── SOURCE MATERIAL

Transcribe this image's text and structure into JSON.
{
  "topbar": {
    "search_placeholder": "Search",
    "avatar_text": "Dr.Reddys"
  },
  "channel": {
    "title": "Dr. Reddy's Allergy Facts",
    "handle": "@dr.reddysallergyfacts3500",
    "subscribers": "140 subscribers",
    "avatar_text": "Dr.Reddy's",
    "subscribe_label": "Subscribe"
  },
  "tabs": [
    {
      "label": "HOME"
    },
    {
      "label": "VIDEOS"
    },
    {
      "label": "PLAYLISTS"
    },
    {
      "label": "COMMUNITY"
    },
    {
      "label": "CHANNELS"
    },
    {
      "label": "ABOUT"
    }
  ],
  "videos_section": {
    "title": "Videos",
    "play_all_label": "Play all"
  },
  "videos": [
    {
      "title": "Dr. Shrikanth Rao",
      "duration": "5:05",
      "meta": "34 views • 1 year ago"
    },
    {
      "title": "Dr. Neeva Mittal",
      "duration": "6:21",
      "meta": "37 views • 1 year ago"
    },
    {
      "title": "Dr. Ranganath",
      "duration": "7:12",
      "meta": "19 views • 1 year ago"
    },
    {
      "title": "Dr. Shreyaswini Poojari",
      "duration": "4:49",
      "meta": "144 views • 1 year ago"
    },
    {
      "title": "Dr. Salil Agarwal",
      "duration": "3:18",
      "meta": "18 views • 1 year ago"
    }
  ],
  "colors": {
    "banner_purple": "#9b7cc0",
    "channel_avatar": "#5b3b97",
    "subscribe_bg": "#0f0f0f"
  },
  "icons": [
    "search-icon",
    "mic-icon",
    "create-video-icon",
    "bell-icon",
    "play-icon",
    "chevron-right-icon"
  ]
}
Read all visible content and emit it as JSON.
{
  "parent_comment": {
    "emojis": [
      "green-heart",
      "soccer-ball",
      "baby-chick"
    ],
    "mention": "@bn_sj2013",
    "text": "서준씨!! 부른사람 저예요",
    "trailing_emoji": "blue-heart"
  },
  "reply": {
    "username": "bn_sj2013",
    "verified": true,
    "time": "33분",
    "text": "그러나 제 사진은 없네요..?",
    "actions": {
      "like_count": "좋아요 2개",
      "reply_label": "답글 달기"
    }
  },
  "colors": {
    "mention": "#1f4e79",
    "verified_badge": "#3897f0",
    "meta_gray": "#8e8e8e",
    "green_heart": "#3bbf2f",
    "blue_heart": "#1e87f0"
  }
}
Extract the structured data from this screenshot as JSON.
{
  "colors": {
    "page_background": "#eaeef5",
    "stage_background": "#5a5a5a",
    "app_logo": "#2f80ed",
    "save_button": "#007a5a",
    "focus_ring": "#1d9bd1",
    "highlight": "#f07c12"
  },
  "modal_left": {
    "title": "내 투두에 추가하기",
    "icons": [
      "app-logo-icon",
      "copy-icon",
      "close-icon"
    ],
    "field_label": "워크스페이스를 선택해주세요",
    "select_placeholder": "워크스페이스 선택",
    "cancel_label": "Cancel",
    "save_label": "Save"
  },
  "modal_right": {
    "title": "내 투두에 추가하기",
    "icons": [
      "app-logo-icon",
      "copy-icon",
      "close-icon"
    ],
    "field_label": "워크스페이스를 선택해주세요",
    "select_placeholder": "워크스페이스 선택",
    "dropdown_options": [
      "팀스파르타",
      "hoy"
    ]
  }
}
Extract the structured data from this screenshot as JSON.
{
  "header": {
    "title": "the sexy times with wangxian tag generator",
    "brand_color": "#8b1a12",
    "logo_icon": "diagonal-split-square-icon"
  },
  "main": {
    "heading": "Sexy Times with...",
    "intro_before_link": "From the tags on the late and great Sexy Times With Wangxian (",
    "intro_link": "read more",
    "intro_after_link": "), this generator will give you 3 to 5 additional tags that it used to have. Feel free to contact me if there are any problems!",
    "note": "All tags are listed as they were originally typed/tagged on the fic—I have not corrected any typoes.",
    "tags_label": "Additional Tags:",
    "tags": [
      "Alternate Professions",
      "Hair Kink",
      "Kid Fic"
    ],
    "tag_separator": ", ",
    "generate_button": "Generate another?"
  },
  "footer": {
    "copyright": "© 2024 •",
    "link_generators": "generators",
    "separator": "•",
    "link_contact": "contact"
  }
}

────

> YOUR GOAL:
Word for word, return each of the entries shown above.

> RESPONSE AREA:
Transcribe this image's text and structure into JSON.
{
  "topbar": {
    "search_placeholder": "Search",
    "avatar_text": "Dr.Reddys"
  },
  "channel": {
    "title": "Dr. Reddy's Allergy Facts",
    "handle": "@dr.reddysallergyfacts3500",
    "subscribers": "140 subscribers",
    "avatar_text": "Dr.Reddy's",
    "subscribe_label": "Subscribe"
  },
  "tabs": [
    {
      "label": "HOME"
    },
    {
      "label": "VIDEOS"
    },
    {
      "label": "PLAYLISTS"
    },
    {
      "label": "COMMUNITY"
    },
    {
      "label": "CHANNELS"
    },
    {
      "label": "ABOUT"
    }
  ],
  "videos_section": {
    "title": "Videos",
    "play_all_label": "Play all"
  },
  "videos": [
    {
      "title": "Dr. Shrikanth Rao",
      "duration": "5:05",
      "meta": "34 views • 1 year ago"
    },
    {
      "title": "Dr. Neeva Mittal",
      "duration": "6:21",
      "meta": "37 views • 1 year ago"
    },
    {
      "title": "Dr. Ranganath",
      "duration": "7:12",
      "meta": "19 views • 1 year ago"
    },
    {
      "title": "Dr. Shreyaswini Poojari",
      "duration": "4:49",
      "meta": "144 views • 1 year ago"
    },
    {
      "title": "Dr. Salil Agarwal",
      "duration": "3:18",
      "meta": "18 views • 1 year ago"
    }
  ],
  "colors": {
    "banner_purple": "#9b7cc0",
    "channel_avatar": "#5b3b97",
    "subscribe_bg": "#0f0f0f"
  },
  "icons": [
    "search-icon",
    "mic-icon",
    "create-video-icon",
    "bell-icon",
    "play-icon",
    "chevron-right-icon"
  ]
}
Read all visible content and emit it as JSON.
{
  "parent_comment": {
    "emojis": [
      "green-heart",
      "soccer-ball",
      "baby-chick"
    ],
    "mention": "@bn_sj2013",
    "text": "서준씨!! 부른사람 저예요",
    "trailing_emoji": "blue-heart"
  },
  "reply": {
    "username": "bn_sj2013",
    "verified": true,
    "time": "33분",
    "text": "그러나 제 사진은 없네요..?",
    "actions": {
      "like_count": "좋아요 2개",
      "reply_label": "답글 달기"
    }
  },
  "colors": {
    "mention": "#1f4e79",
    "verified_badge": "#3897f0",
    "meta_gray": "#8e8e8e",
    "green_heart": "#3bbf2f",
    "blue_heart": "#1e87f0"
  }
}
Extract the structured data from this screenshot as JSON.
{
  "colors": {
    "page_background": "#eaeef5",
    "stage_background": "#5a5a5a",
    "app_logo": "#2f80ed",
    "save_button": "#007a5a",
    "focus_ring": "#1d9bd1",
    "highlight": "#f07c12"
  },
  "modal_left": {
    "title": "내 투두에 추가하기",
    "icons": [
      "app-logo-icon",
      "copy-icon",
      "close-icon"
    ],
    "field_label": "워크스페이스를 선택해주세요",
    "select_placeholder": "워크스페이스 선택",
    "cancel_label": "Cancel",
    "save_label": "Save"
  },
  "modal_right": {
    "title": "내 투두에 추가하기",
    "icons": [
      "app-logo-icon",
      "copy-icon",
      "close-icon"
    ],
    "field_label": "워크스페이스를 선택해주세요",
    "select_placeholder": "워크스페이스 선택",
    "dropdown_options": [
      "팀스파르타",
      "hoy"
    ]
  }
}
Extract the structured data from this screenshot as JSON.
{
  "header": {
    "title": "the sexy times with wangxian tag generator",
    "brand_color": "#8b1a12",
    "logo_icon": "diagonal-split-square-icon"
  },
  "main": {
    "heading": "Sexy Times with...",
    "intro_before_link": "From the tags on the late and great Sexy Times With Wangxian (",
    "intro_link": "read more",
    "intro_after_link": "), this generator will give you 3 to 5 additional tags that it used to have. Feel free to contact me if there are any problems!",
    "note": "All tags are listed as they were originally typed/tagged on the fic—I have not corrected any typoes.",
    "tags_label": "Additional Tags:",
    "tags": [
      "Alternate Professions",
      "Hair Kink",
      "Kid Fic"
    ],
    "tag_separator": ", ",
    "generate_button": "Generate another?"
  },
  "footer": {
    "copyright": "© 2024 •",
    "link_generators": "generators",
    "separator": "•",
    "link_contact": "contact"
  }
}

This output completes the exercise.